Please report every line in the entries that contains the string "this".

## RECORDS FOR PROCESSING:
*** Block opens ***
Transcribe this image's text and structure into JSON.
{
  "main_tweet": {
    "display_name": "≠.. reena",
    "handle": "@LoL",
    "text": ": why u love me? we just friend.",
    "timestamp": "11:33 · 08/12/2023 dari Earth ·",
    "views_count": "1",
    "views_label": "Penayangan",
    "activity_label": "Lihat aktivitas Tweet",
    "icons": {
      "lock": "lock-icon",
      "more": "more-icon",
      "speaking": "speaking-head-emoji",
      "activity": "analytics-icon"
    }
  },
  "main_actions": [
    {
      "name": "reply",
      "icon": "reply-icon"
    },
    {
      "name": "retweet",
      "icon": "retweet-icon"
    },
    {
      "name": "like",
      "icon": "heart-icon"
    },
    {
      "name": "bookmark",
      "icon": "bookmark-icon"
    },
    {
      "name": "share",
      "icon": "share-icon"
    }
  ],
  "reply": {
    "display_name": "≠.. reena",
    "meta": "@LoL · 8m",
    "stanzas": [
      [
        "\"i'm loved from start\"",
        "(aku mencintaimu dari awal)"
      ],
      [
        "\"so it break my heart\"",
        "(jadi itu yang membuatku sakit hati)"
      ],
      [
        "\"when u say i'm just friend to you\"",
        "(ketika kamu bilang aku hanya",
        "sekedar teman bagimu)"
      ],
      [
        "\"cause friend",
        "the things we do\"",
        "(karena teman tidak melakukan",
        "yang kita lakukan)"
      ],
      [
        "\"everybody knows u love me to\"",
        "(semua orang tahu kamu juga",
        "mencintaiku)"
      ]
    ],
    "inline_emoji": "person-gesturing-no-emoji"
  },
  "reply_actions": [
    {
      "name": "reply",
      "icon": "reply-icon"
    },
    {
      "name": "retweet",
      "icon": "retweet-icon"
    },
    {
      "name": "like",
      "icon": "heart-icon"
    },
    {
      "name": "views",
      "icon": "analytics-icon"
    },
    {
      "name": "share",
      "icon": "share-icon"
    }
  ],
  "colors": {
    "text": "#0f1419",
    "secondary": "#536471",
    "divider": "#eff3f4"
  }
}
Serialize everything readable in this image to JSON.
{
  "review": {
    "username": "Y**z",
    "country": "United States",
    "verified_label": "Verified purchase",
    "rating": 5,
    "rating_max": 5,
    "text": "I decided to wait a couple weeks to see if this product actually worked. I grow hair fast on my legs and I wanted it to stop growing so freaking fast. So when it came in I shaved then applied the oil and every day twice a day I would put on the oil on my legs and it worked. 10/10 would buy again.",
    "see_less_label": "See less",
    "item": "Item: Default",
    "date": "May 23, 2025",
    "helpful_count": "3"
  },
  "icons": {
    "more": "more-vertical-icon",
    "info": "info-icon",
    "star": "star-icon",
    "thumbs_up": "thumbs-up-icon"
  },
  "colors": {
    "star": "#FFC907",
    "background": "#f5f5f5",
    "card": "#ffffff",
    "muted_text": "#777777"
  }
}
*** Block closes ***
## REPLY TO THE TASK:
Transcribe this image's text and structure into JSON.
Serialize everything readable in this image to JSON.
    "text": "I decided to wait a couple weeks to see if this product actually worked. I grow hair fast on my legs and I wanted it to stop growing so freaking fast. So when it came in I shaved then applied the oil and every day twice a day I would put on the oil on my legs and it worked. 10/10 would buy again.",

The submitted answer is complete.